Findings from autism genetics and the study of animal models of autism suggest that some biochemical pathways are commonly affected in people with autism. The ERK signaling pathway is one such pathway. It mediates the transmission of signals from cell-surface receptors to the cytoplasm and nucleus of cells. ERK signaling regulates diverse cellular processes such as cell proliferation, differentiation and survival; and in the nervous system, it is involved in cognitive function and memory formation.
Recent evidence suggests that dysregulation of ERK pathway signaling is evident in a number of syndromic disorders associated with autism, including fragile X syndrome and RASopathies (i.e., developmental disorders caused by mutations in the RAS family of proteins).
Elliot Sherr and his colleagues at the University of California, San Francisco aim to test whether the ERK pathway is abnormally activated in individuals with a deletion or duplication at the 16p11.2 chromosomal locus.
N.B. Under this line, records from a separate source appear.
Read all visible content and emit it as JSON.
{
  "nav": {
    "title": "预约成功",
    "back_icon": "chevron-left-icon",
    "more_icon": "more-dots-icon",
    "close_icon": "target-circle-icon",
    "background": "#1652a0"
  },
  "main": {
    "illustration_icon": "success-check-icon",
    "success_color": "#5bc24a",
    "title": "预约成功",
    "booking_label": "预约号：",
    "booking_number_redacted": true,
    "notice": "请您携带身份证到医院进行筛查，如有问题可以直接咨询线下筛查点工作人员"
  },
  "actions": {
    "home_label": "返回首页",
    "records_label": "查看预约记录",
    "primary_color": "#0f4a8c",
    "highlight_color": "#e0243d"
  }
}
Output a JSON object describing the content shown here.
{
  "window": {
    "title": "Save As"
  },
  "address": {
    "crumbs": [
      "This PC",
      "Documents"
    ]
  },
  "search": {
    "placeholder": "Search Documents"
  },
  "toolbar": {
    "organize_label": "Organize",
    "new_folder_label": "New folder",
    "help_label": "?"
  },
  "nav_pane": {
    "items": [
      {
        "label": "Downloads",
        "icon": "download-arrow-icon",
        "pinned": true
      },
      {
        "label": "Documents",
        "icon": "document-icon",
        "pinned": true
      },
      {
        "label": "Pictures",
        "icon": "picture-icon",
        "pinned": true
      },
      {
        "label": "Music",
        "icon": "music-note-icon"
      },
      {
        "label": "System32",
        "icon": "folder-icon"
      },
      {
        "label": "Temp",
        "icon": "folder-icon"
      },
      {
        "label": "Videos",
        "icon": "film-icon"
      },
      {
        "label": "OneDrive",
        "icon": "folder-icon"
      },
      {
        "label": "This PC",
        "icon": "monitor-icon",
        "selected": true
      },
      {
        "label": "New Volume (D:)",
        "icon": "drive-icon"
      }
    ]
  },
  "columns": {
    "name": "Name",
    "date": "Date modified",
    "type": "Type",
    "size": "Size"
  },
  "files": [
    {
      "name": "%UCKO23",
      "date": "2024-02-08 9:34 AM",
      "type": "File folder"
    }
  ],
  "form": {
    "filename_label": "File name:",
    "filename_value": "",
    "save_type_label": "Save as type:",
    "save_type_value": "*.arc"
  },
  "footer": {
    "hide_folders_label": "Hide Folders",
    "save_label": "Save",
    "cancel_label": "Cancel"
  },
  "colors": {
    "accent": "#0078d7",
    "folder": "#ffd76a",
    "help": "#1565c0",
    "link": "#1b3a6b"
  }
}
This locus contains the gene for ERK1, and deletion or duplication at this locus is a chromosomal disorder commonly associated with autism. The ERK pathway may be dysregulated in these individuals.
The researchers also plan to investigate whether a similar overactivation of ERK signaling is seen in a heterogeneous cohort of people on the autism spectrum. Finally, they plan to test whether and to what degree quantitative measures of ERK signaling correlate with behavioral outcomes in study participants.